__WHAT YOU WILL DO__. Scan the records below and report how many lines contain the word "fxjgsw", giving the number by itself.

__SUPPLIED DATA__.
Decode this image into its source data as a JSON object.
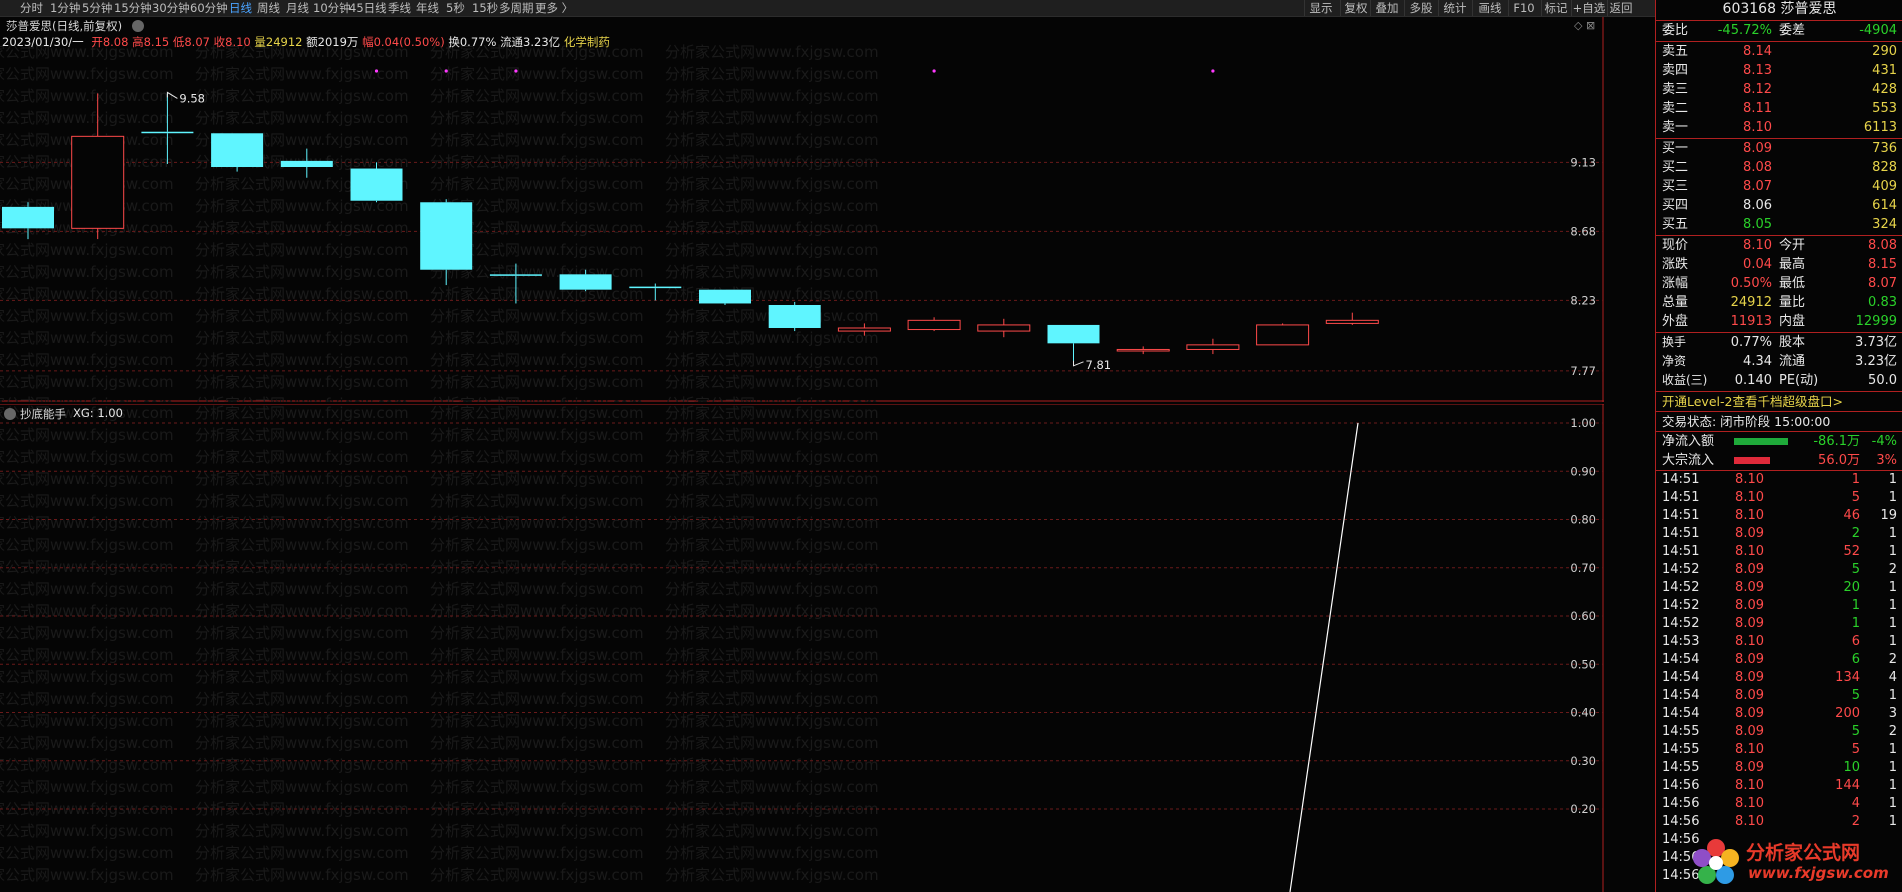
{
  "toolbar": {
    "tabs": [
      "分时",
      "1分钟",
      "5分钟",
      "15分钟",
      "30分钟",
      "60分钟",
      "日线",
      "周线",
      "月线",
      "10分钟",
      "45日线",
      "季线",
      "年线",
      "5秒",
      "15秒",
      "多周期",
      "更多 〉"
    ],
    "active_index": 6,
    "right_buttons": [
      "显示",
      "复权",
      "叠加",
      "多股",
      "统计",
      "画线",
      "F10",
      "标记",
      "+自选",
      "返回"
    ]
  },
  "main_chart": {
    "title": "莎普爱思(日线,前复权)",
    "info": {
      "date": "2023/01/30/一",
      "open": "开8.08",
      "high": "高8.15",
      "low": "低8.07",
      "close": "收8.10",
      "volume": "量24912",
      "amount": "额2019万",
      "change": "幅0.04(0.50%)",
      "turnover": "换0.77%",
      "float": "流通3.23亿",
      "sector": "化学制药"
    },
    "y_ticks": [
      "9.13",
      "8.68",
      "8.23",
      "7.77"
    ],
    "high_label": "9.58",
    "low_label": "7.81",
    "watermark": "分析家公式网www.fxjgsw.com"
  },
  "chart_data": {
    "type": "candlestick",
    "ylim": [
      7.6,
      9.85
    ],
    "y_ticks": [
      9.13,
      8.68,
      8.23,
      7.77
    ],
    "candles": [
      {
        "o": 8.7,
        "c": 8.84,
        "h": 8.87,
        "l": 8.63,
        "color": "cyan"
      },
      {
        "o": 8.7,
        "c": 9.3,
        "h": 9.58,
        "l": 8.63,
        "color": "red"
      },
      {
        "o": 9.33,
        "c": 9.33,
        "h": 9.58,
        "l": 9.12,
        "color": "cyan"
      },
      {
        "o": 9.32,
        "c": 9.1,
        "h": 9.32,
        "l": 9.07,
        "color": "cyan"
      },
      {
        "o": 9.14,
        "c": 9.1,
        "h": 9.22,
        "l": 9.03,
        "color": "cyan"
      },
      {
        "o": 9.09,
        "c": 8.88,
        "h": 9.13,
        "l": 8.87,
        "color": "cyan"
      },
      {
        "o": 8.87,
        "c": 8.43,
        "h": 8.89,
        "l": 8.33,
        "color": "cyan"
      },
      {
        "o": 8.4,
        "c": 8.4,
        "h": 8.47,
        "l": 8.21,
        "color": "cyan"
      },
      {
        "o": 8.4,
        "c": 8.3,
        "h": 8.43,
        "l": 8.29,
        "color": "cyan"
      },
      {
        "o": 8.32,
        "c": 8.31,
        "h": 8.34,
        "l": 8.23,
        "color": "cyan"
      },
      {
        "o": 8.3,
        "c": 8.21,
        "h": 8.3,
        "l": 8.2,
        "color": "cyan"
      },
      {
        "o": 8.2,
        "c": 8.05,
        "h": 8.22,
        "l": 8.03,
        "color": "cyan"
      },
      {
        "o": 8.03,
        "c": 8.05,
        "h": 8.08,
        "l": 8.0,
        "color": "red"
      },
      {
        "o": 8.04,
        "c": 8.1,
        "h": 8.12,
        "l": 8.03,
        "color": "red"
      },
      {
        "o": 8.03,
        "c": 8.07,
        "h": 8.11,
        "l": 7.99,
        "color": "red"
      },
      {
        "o": 8.07,
        "c": 7.95,
        "h": 8.07,
        "l": 7.81,
        "color": "cyan"
      },
      {
        "o": 7.9,
        "c": 7.91,
        "h": 7.93,
        "l": 7.88,
        "color": "red"
      },
      {
        "o": 7.91,
        "c": 7.94,
        "h": 7.98,
        "l": 7.88,
        "color": "red"
      },
      {
        "o": 7.94,
        "c": 8.07,
        "h": 8.08,
        "l": 7.94,
        "color": "red"
      },
      {
        "o": 8.08,
        "c": 8.1,
        "h": 8.15,
        "l": 8.07,
        "color": "red"
      }
    ],
    "marker_indices": [
      5,
      6,
      7,
      13,
      17
    ]
  },
  "indicator": {
    "title": "抄底能手",
    "value": "XG: 1.00",
    "y_ticks": [
      "1.00",
      "0.90",
      "0.80",
      "0.70",
      "0.60",
      "0.50",
      "0.40",
      "0.30",
      "0.20"
    ]
  },
  "right_panel": {
    "code": "603168",
    "name": "莎普爱思",
    "wei": {
      "l1": "委比",
      "v1": "-45.72%",
      "l2": "委差",
      "v2": "-4904"
    },
    "sell": [
      {
        "label": "卖五",
        "price": "8.14",
        "vol": "290"
      },
      {
        "label": "卖四",
        "price": "8.13",
        "vol": "431"
      },
      {
        "label": "卖三",
        "price": "8.12",
        "vol": "428"
      },
      {
        "label": "卖二",
        "price": "8.11",
        "vol": "553"
      },
      {
        "label": "卖一",
        "price": "8.10",
        "vol": "6113"
      }
    ],
    "buy": [
      {
        "label": "买一",
        "price": "8.09",
        "vol": "736"
      },
      {
        "label": "买二",
        "price": "8.08",
        "vol": "828"
      },
      {
        "label": "买三",
        "price": "8.07",
        "vol": "409"
      },
      {
        "label": "买四",
        "price": "8.06",
        "vol": "614"
      },
      {
        "label": "买五",
        "price": "8.05",
        "vol": "324"
      }
    ],
    "quote": [
      {
        "l1": "现价",
        "v1": "8.10",
        "l2": "今开",
        "v2": "8.08"
      },
      {
        "l1": "涨跌",
        "v1": "0.04",
        "l2": "最高",
        "v2": "8.15"
      },
      {
        "l1": "涨幅",
        "v1": "0.50%",
        "l2": "最低",
        "v2": "8.07"
      },
      {
        "l1": "总量",
        "v1": "24912",
        "l2": "量比",
        "v2": "0.83"
      },
      {
        "l1": "外盘",
        "v1": "11913",
        "l2": "内盘",
        "v2": "12999"
      }
    ],
    "stats": [
      {
        "l1": "换手",
        "v1": "0.77%",
        "l2": "股本",
        "v2": "3.73亿"
      },
      {
        "l1": "净资",
        "v1": "4.34",
        "l2": "流通",
        "v2": "3.23亿"
      },
      {
        "l1": "收益(三)",
        "v1": "0.140",
        "l2": "PE(动)",
        "v2": "50.0"
      }
    ],
    "level2_link": "开通Level-2查看千档超级盘口>",
    "trade_status": "交易状态: 闭市阶段 15:00:00",
    "net_inflow": {
      "label": "净流入额",
      "value": "-86.1万",
      "pct": "-4%"
    },
    "big_inflow": {
      "label": "大宗流入",
      "value": "56.0万",
      "pct": "3%"
    },
    "ticks": [
      {
        "time": "14:51",
        "price": "8.10",
        "vol": "1",
        "n": "1"
      },
      {
        "time": "14:51",
        "price": "8.10",
        "vol": "5",
        "n": "1"
      },
      {
        "time": "14:51",
        "price": "8.10",
        "vol": "46",
        "n": "19"
      },
      {
        "time": "14:51",
        "price": "8.09",
        "vol": "2",
        "n": "1"
      },
      {
        "time": "14:51",
        "price": "8.10",
        "vol": "52",
        "n": "1"
      },
      {
        "time": "14:52",
        "price": "8.09",
        "vol": "5",
        "n": "2"
      },
      {
        "time": "14:52",
        "price": "8.09",
        "vol": "20",
        "n": "1"
      },
      {
        "time": "14:52",
        "price": "8.09",
        "vol": "1",
        "n": "1"
      },
      {
        "time": "14:52",
        "price": "8.09",
        "vol": "1",
        "n": "1"
      },
      {
        "time": "14:53",
        "price": "8.10",
        "vol": "6",
        "n": "1"
      },
      {
        "time": "14:54",
        "price": "8.09",
        "vol": "6",
        "n": "2"
      },
      {
        "time": "14:54",
        "price": "8.09",
        "vol": "134",
        "n": "4"
      },
      {
        "time": "14:54",
        "price": "8.09",
        "vol": "5",
        "n": "1"
      },
      {
        "time": "14:54",
        "price": "8.09",
        "vol": "200",
        "n": "3"
      },
      {
        "time": "14:55",
        "price": "8.09",
        "vol": "5",
        "n": "2"
      },
      {
        "time": "14:55",
        "price": "8.10",
        "vol": "5",
        "n": "1"
      },
      {
        "time": "14:55",
        "price": "8.09",
        "vol": "10",
        "n": "1"
      },
      {
        "time": "14:56",
        "price": "8.10",
        "vol": "144",
        "n": "1"
      },
      {
        "time": "14:56",
        "price": "8.10",
        "vol": "4",
        "n": "1"
      },
      {
        "time": "14:56",
        "price": "8.10",
        "vol": "2",
        "n": "1"
      },
      {
        "time": "14:56",
        "price": "",
        "vol": "",
        "n": ""
      },
      {
        "time": "14:56",
        "price": "",
        "vol": "",
        "n": ""
      },
      {
        "time": "14:56",
        "price": "",
        "vol": "",
        "n": ""
      }
    ],
    "logo_text": "分析家公式网",
    "logo_url": "www.fxjgsw.com"
  }
}
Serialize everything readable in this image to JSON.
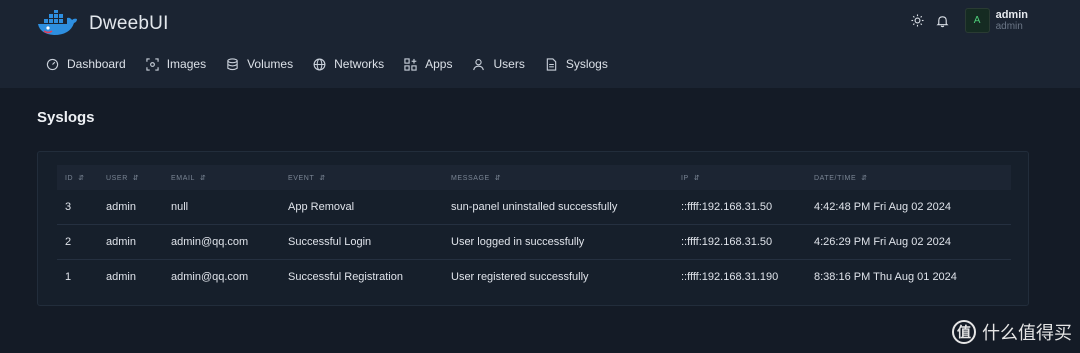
{
  "app": {
    "name": "DweebUI"
  },
  "user": {
    "name": "admin",
    "role": "admin",
    "avatar_letter": "A"
  },
  "icons": {
    "theme": "sun-icon",
    "notifications": "bell-icon"
  },
  "nav": [
    {
      "label": "Dashboard",
      "icon": "dashboard-icon"
    },
    {
      "label": "Images",
      "icon": "images-icon"
    },
    {
      "label": "Volumes",
      "icon": "database-icon"
    },
    {
      "label": "Networks",
      "icon": "globe-icon"
    },
    {
      "label": "Apps",
      "icon": "apps-icon"
    },
    {
      "label": "Users",
      "icon": "user-icon"
    },
    {
      "label": "Syslogs",
      "icon": "file-icon"
    }
  ],
  "page": {
    "title": "Syslogs"
  },
  "table": {
    "columns": [
      "ID",
      "USER",
      "EMAIL",
      "EVENT",
      "MESSAGE",
      "IP",
      "DATE/TIME"
    ],
    "rows": [
      [
        "3",
        "admin",
        "null",
        "App Removal",
        "sun-panel uninstalled successfully",
        "::ffff:192.168.31.50",
        "4:42:48 PM Fri Aug 02 2024"
      ],
      [
        "2",
        "admin",
        "admin@qq.com",
        "Successful Login",
        "User logged in successfully",
        "::ffff:192.168.31.50",
        "4:26:29 PM Fri Aug 02 2024"
      ],
      [
        "1",
        "admin",
        "admin@qq.com",
        "Successful Registration",
        "User registered successfully",
        "::ffff:192.168.31.190",
        "8:38:16 PM Thu Aug 01 2024"
      ]
    ]
  },
  "watermark": {
    "badge": "值",
    "text": "什么值得买"
  },
  "colors": {
    "background": "#141b26",
    "header": "#1b2432",
    "accent_green": "#4ed07a",
    "logo_blue": "#2e8fe0"
  }
}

__YOUR SOLUTION__. 2